Monday, March 5, 2018

EMERGER FLY FISHING - The Story Behind the Craft

Anyone who has read The Fiberglass Manifesto for any length of time knows that I have a real curiosity on the how, where and why things are made.  I have a deep interest in the small shop makers and craftsmen and have been following Emerger Fly Fishing while watching their story unfold through their social media (HERE, HERE and HERE) pages as well. 

In short, what Chris Freeman is doing is exceptional and the Emerger Fly Fishing products are high quality, built with durability in mind and designed to stand the tests of time and use.  Waxed canvas and leather both want to be used and will age wonderfully, developing character with the years.    

Late last year, Chris and I started trading messages, along with a few phone calls, with the idea of chronicling the build of a Cameron Side Bag and today begins the first of three posts which starts with the story behind Emerger Fly Fishing and then will be followed by two more posts which will show the build process step by step from the shop.  Today's post is a little word heavy and the next two will end up being photo heavy as there are forty or fifty images to share. 

Thanks to Chris and photographer Darren Squashic for working together on this show and tell.   

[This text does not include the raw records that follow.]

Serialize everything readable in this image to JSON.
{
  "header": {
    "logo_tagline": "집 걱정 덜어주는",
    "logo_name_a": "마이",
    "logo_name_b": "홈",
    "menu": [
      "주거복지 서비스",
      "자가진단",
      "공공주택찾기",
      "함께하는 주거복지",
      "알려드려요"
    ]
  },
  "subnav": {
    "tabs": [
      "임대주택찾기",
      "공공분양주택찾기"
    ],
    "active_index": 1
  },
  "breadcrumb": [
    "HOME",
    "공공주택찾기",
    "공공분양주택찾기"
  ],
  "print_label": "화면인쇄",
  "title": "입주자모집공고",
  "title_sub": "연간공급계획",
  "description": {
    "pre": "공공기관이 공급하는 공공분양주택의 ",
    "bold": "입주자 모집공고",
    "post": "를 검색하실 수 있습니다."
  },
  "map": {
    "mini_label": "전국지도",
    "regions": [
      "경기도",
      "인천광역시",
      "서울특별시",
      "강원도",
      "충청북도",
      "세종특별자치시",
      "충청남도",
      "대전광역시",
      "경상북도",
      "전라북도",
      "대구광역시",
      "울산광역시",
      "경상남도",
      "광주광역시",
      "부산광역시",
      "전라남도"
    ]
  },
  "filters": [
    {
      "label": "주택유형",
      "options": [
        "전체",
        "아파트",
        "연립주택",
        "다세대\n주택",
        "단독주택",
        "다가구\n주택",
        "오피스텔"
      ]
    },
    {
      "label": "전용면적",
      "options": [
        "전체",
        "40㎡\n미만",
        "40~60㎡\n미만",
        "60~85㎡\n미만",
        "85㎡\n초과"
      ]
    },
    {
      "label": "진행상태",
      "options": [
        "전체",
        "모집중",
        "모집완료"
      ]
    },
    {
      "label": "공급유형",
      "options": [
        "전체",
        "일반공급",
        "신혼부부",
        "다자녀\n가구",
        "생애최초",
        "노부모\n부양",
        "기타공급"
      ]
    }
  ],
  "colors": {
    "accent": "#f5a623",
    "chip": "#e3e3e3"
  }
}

Chris Freeman wrote...  "You don’t get much smaller than Emerger.  There are only two of us: my wife and I.  She handles some of the business side of things, while I do the design work and manufacturing.  Emerger began more or less on accident, out of a desire to explore other form factors of fly fishing gear.  I wasn’t finding anything on the market that would meet my needs and decided to make something for myself. So I got a sewing lesson from my mother, and then I ran with it.  I sewed a very basic messenger bag, tried it out, decided what I liked and didn’t like, went back to the sewing machine and sewed another one.  Each time making changes.  At some point, I began exploring the possibility of having a leather strap, which opened up a whole other realm of possibilities.  Eventually friends and others started to notice and ask about the bags I was fishing with.  So my wife and I decided to put one on Etsy to see if anyone would buy it.  And it sold.  So we took the money we made, reinvested it in more materials and made another, and it sold.

Along the way, I began researching materials and features historically used on fly fishing gear, gleaning best practices and crafting what I personally wanted to fish with.  For example, I wanted to find a way to carry a side bag without it swinging around in front of me when I bent over.  The solution was to develop a creel-style strap, adapted from the straps on traditional wicker creels.  It keeps a bag secure from swinging around until you unhook the chest strap.  Another example, I wanted to find a way to carry a net that kept it secure, kept it off my body but didn’t get in the way of accessing the contents of my bag.  So I designed both of our side bags with net slots.

There were a ton of other materials that I could have chosen, but I was interested in 1) Durability.  I wanted gear that could take a beating — anything you can throw at it.  And 2) That it would get better with age.  That's why I selected waxed canvas and English Bridle leather.  Waxed canvas intrigued me because its durability has been counted on for over a century.  This comes from its high abrasion resistance and water repellency.  And English Bridle leather seemed to be particularly suited to holding up under extreme elements.  It gets lightly stuffed with oils during the tanning process and then receives a waxed coating on the surface, which gives it water repellency and protects it from drying out.  And of course brass hardware.  Brass is more durable than plastic parts and is corrosion resistant.

When you look at old waxed canvas and leather, they seem to look better with age.  They break in, they patina, they tend to reflect the habits of the person that uses them.  So they almost have the effect of customizing themselves to their owner.  And they do last a long time. Items made from these materials commonly last 15 or 20 years, or even longer.

The pursuit of excellence in craftsmanship is unending for us.  We go out of our way to destroy bags and find weaknesses.  Then we find ways to improve and refine our process, like finishing the edges of raw fabric with seam/bias tape made from 10 oz. waxed canvas. We could use other fabrics, but the canvas adds an extra layer of durability and water repellency.  Or how we finish our straps.  From beveling the edges, slicking down the grain to smooth it out, and then treating it with multiple processes.  Much time was spent to find just the right process, and the finished product feels great and helps to maximize water repellency.  The leatherwork is time consuming, but well worth it.

We do production in small batches, which allows us to put craftsmanship and quality first.  We don’t rush things.  From every top stitch, to every seam inside the bag.  Every piece of leather that is cut and beveled and slicked and finished.  The details matter."






This series of T.F.M. posts will continue through the week and Emerger Fly Fishing is offering a 10% off code of "TFM10" that can be used on online orders through Sunday. 

2 comments:

Bob Smith said...

So glad I own a Cameron bag. One of my best purchases. Photos don’t convey how great it is when in your hands. Works good, looks good, feels good. And is only going to get better with time and age. And Chris is a truly great guy to deal with.

Cameron Mortenson said...

Bob... Agreed. Photographs only go so far to convey the quality, durability and excellence of the work. Here's to gear that lasts forever. Cheers...